All new technologies are scary and people are generally averse to change. That is, until you show them the basics and then they will latch onto it like crazed marmosets onto a banana cargo. Which brings me to this new scary technology called the internet. When I met my boyfriend he was part of the (internet) 1% and I was part of the 99%. He is of course still more technologically literate than me, but now even my 91-year-old granddad has a Facebook account and emails me enormous multi-megabyte photos of his holidays. And who am I to lecture about file compression? When he was born, ‘talkies’ was common term, not just one employed by people doing Film Studies. Now I can talk to him in Denmark from this little square that also carries all my music and can take pictures, even record videos that I can instantly zap to him. For all I know magic pixies riding on invisible unicorns are carrying these moving images up to Copenhagen. It somehow works, but I have no idea how. And it’s changing all time. The internet is still a pretty daunting place and most of us have this nagging feeling that we are bluffing, that we deep down have no idea what’s going on. It’s still a new technology and we don’t know what to expect in much the same way that our newly-literate ancestors didn’t know what to expect from the printed media or its future possibilities. Memes in this way can be seen as the internet equivalent of serialized novels. Memes are meant to be repetitive, archetypal and easily reproducible and remixable. New memes build on or reference this archive that we have accumulated over the years. Recognizing the patterns gives us a sense of belonging, that we belong to a growing community that feels comfortable sharing cat pictures with captions, even moving pictures, like GIFs. Or uploading talkies to YouTube. It’s a way of easing us into this new world and familiarizing us with intimidatingly sophisticated technology (magic pixies!) in a seemingly trite and simplified manner. The future is bright, the future is scary but Nyan cat will help us.

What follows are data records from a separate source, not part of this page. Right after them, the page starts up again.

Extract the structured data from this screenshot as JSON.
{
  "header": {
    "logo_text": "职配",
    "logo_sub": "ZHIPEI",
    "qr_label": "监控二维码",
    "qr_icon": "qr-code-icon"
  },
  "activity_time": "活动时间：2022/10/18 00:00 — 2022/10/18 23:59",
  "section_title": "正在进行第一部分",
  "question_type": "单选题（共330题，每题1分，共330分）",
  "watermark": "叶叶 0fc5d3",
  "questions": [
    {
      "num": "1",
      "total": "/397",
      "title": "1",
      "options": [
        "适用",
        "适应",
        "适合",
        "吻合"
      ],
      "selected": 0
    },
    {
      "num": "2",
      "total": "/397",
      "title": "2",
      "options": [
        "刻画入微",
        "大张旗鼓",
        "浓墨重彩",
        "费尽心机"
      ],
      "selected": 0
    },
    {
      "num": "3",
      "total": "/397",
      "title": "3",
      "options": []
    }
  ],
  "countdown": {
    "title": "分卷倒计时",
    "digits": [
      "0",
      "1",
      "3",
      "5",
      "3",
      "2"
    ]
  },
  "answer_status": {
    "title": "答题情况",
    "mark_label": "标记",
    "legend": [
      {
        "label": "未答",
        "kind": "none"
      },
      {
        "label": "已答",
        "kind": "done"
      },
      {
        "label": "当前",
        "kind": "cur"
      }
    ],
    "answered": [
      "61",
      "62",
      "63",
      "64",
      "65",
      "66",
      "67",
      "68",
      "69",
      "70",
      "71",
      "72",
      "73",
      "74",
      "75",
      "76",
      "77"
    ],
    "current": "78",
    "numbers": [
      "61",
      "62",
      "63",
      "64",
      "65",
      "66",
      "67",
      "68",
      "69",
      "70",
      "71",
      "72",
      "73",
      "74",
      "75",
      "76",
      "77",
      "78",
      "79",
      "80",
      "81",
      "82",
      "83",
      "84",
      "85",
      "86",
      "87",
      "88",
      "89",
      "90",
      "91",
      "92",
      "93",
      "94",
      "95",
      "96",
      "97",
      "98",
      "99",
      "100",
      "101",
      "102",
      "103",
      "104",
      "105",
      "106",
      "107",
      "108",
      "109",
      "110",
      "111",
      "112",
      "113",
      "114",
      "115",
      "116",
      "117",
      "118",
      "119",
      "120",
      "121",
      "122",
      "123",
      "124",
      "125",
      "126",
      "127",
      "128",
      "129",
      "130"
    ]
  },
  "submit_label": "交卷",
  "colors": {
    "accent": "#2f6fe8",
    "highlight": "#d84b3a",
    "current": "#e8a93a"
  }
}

And no, this should not be read as a particular wordy excuse for my undying love of kitten videos.